## DATASET EXTRACT
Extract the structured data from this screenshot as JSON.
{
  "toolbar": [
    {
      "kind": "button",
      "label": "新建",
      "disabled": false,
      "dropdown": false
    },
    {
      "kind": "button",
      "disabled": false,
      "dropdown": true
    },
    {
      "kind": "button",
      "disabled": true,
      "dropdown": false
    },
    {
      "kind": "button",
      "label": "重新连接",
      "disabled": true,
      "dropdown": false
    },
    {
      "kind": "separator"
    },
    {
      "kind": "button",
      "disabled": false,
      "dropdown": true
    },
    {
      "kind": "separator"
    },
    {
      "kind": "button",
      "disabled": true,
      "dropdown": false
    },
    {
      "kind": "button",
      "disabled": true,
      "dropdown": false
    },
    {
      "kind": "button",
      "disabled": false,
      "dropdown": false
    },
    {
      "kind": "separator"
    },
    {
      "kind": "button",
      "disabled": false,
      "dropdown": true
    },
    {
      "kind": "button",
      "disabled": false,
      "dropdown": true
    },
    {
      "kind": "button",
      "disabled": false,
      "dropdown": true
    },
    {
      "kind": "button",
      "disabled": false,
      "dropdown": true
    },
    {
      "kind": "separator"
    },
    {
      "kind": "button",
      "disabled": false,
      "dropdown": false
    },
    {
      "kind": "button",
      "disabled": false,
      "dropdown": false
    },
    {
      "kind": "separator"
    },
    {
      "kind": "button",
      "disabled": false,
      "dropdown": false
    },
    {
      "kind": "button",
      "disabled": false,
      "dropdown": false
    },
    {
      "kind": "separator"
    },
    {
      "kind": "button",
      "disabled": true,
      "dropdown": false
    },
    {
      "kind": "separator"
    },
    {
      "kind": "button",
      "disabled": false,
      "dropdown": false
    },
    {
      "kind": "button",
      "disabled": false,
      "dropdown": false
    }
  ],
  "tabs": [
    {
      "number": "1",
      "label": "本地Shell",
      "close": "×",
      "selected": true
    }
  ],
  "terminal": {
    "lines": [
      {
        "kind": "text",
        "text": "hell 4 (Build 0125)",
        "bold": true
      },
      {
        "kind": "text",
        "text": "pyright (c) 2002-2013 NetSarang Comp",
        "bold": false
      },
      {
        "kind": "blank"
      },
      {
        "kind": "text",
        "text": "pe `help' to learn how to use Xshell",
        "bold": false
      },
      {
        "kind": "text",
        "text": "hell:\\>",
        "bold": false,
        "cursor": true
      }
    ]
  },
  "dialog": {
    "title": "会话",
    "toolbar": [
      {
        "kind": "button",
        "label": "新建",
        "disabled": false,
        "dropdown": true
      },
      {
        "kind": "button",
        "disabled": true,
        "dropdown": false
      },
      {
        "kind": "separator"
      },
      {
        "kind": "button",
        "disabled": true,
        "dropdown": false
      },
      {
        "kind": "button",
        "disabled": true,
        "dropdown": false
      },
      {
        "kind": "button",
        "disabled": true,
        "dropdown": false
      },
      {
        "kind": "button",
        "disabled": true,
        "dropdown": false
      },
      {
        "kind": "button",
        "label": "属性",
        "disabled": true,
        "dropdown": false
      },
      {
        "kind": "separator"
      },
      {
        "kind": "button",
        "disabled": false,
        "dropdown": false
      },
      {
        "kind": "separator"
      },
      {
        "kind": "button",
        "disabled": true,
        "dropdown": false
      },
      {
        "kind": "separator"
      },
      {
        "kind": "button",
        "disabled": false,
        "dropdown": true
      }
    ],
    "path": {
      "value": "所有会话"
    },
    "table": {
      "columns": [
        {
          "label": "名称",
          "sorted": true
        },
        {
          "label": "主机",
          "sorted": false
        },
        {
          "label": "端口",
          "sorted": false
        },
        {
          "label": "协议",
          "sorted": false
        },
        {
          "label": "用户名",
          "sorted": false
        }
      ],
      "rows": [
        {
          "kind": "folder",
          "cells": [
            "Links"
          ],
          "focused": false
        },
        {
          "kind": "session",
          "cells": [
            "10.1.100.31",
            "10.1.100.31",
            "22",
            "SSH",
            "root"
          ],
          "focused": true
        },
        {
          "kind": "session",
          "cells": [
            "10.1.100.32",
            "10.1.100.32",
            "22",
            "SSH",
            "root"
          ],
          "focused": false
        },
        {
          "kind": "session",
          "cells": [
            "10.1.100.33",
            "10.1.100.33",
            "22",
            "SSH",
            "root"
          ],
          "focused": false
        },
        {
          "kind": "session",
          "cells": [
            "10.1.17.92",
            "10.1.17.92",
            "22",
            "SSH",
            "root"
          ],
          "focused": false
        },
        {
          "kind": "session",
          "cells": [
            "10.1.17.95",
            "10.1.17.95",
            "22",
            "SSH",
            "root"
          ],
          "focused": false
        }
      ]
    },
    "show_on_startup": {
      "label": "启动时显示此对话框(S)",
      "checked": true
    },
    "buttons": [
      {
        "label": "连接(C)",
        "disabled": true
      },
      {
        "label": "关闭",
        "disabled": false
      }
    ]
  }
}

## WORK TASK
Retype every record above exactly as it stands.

## YOUR SOLUTION
Extract the structured data from this screenshot as JSON.
{
  "toolbar": [
    {
      "kind": "button",
      "label": "新建",
      "disabled": false,
      "dropdown": false
    },
    {
      "kind": "button",
      "disabled": false,
      "dropdown": true
    },
    {
      "kind": "button",
      "disabled": true,
      "dropdown": false
    },
    {
      "kind": "button",
      "label": "重新连接",
      "disabled": true,
      "dropdown": false
    },
    {
      "kind": "separator"
    },
    {
      "kind": "button",
      "disabled": false,
      "dropdown": true
    },
    {
      "kind": "separator"
    },
    {
      "kind": "button",
      "disabled": true,
      "dropdown": false
    },
    {
      "kind": "button",
      "disabled": true,
      "dropdown": false
    },
    {
      "kind": "button",
      "disabled": false,
      "dropdown": false
    },
    {
      "kind": "separator"
    },
    {
      "kind": "button",
      "disabled": false,
      "dropdown": true
    },
    {
      "kind": "button",
      "disabled": false,
      "dropdown": true
    },
    {
      "kind": "button",
      "disabled": false,
      "dropdown": true
    },
    {
      "kind": "button",
      "disabled": false,
      "dropdown": true
    },
    {
      "kind": "separator"
    },
    {
      "kind": "button",
      "disabled": false,
      "dropdown": false
    },
    {
      "kind": "button",
      "disabled": false,
      "dropdown": false
    },
    {
      "kind": "separator"
    },
    {
      "kind": "button",
      "disabled": false,
      "dropdown": false
    },
    {
      "kind": "button",
      "disabled": false,
      "dropdown": false
    },
    {
      "kind": "separator"
    },
    {
      "kind": "button",
      "disabled": true,
      "dropdown": false
    },
    {
      "kind": "separator"
    },
    {
      "kind": "button",
      "disabled": false,
      "dropdown": false
    },
    {
      "kind": "button",
      "disabled": false,
      "dropdown": false
    }
  ],
  "tabs": [
    {
      "number": "1",
      "label": "本地Shell",
      "close": "×",
      "selected": true
    }
  ],
  "terminal": {
    "lines": [
      {
        "kind": "text",
        "text": "hell 4 (Build 0125)",
        "bold": true
      },
      {
        "kind": "text",
        "text": "pyright (c) 2002-2013 NetSarang Comp",
        "bold": false
      },
      {
        "kind": "blank"
      },
      {
        "kind": "text",
        "text": "pe `help' to learn how to use Xshell",
        "bold": false
      },
      {
        "kind": "text",
        "text": "hell:\\>",
        "bold": false,
        "cursor": true
      }
    ]
  },
  "dialog": {
    "title": "会话",
    "toolbar": [
      {
        "kind": "button",
        "label": "新建",
        "disabled": false,
        "dropdown": true
      },
      {
        "kind": "button",
        "disabled": true,
        "dropdown": false
      },
      {
        "kind": "separator"
      },
      {
        "kind": "button",
        "disabled": true,
        "dropdown": false
      },
      {
        "kind": "button",
        "disabled": true,
        "dropdown": false
      },
      {
        "kind": "button",
        "disabled": true,
        "dropdown": false
      },
      {
        "kind": "button",
        "disabled": true,
        "dropdown": false
      },
      {
        "kind": "button",
        "label": "属性",
        "disabled": true,
        "dropdown": false
      },
      {
        "kind": "separator"
      },
      {
        "kind": "button",
        "disabled": false,
        "dropdown": false
      },
      {
        "kind": "separator"
      },
      {
        "kind": "button",
        "disabled": true,
        "dropdown": false
      },
      {
        "kind": "separator"
      },
      {
        "kind": "button",
        "disabled": false,
        "dropdown": true
      }
    ],
    "path": {
      "value": "所有会话"
    },
    "table": {
      "columns": [
        {
          "label": "名称",
          "sorted": true
        },
        {
          "label": "主机",
          "sorted": false
        },
        {
          "label": "端口",
          "sorted": false
        },
        {
          "label": "协议",
          "sorted": false
        },
        {
          "label": "用户名",
          "sorted": false
        }
      ],
      "rows": [
        {
          "kind": "folder",
          "cells": [
            "Links"
          ],
          "focused": false
        },
        {
          "kind": "session",
          "cells": [
            "10.1.100.31",
            "10.1.100.31",
            "22",
            "SSH",
            "root"
          ],
          "focused": true
        },
        {
          "kind": "session",
          "cells": [
            "10.1.100.32",
            "10.1.100.32",
            "22",
            "SSH",
            "root"
          ],
          "focused": false
        },
        {
          "kind": "session",
          "cells": [
            "10.1.100.33",
            "10.1.100.33",
            "22",
            "SSH",
            "root"
          ],
          "focused": false
        },
        {
          "kind": "session",
          "cells": [
            "10.1.17.92",
            "10.1.17.92",
            "22",
            "SSH",
            "root"
          ],
          "focused": false
        },
        {
          "kind": "session",
          "cells": [
            "10.1.17.95",
            "10.1.17.95",
            "22",
            "SSH",
            "root"
          ],
          "focused": false
        }
      ]
    },
    "show_on_startup": {
      "label": "启动时显示此对话框(S)",
      "checked": true
    },
    "buttons": [
      {
        "label": "连接(C)",
        "disabled": true
      },
      {
        "label": "关闭",
        "disabled": false
      }
    ]
  }
}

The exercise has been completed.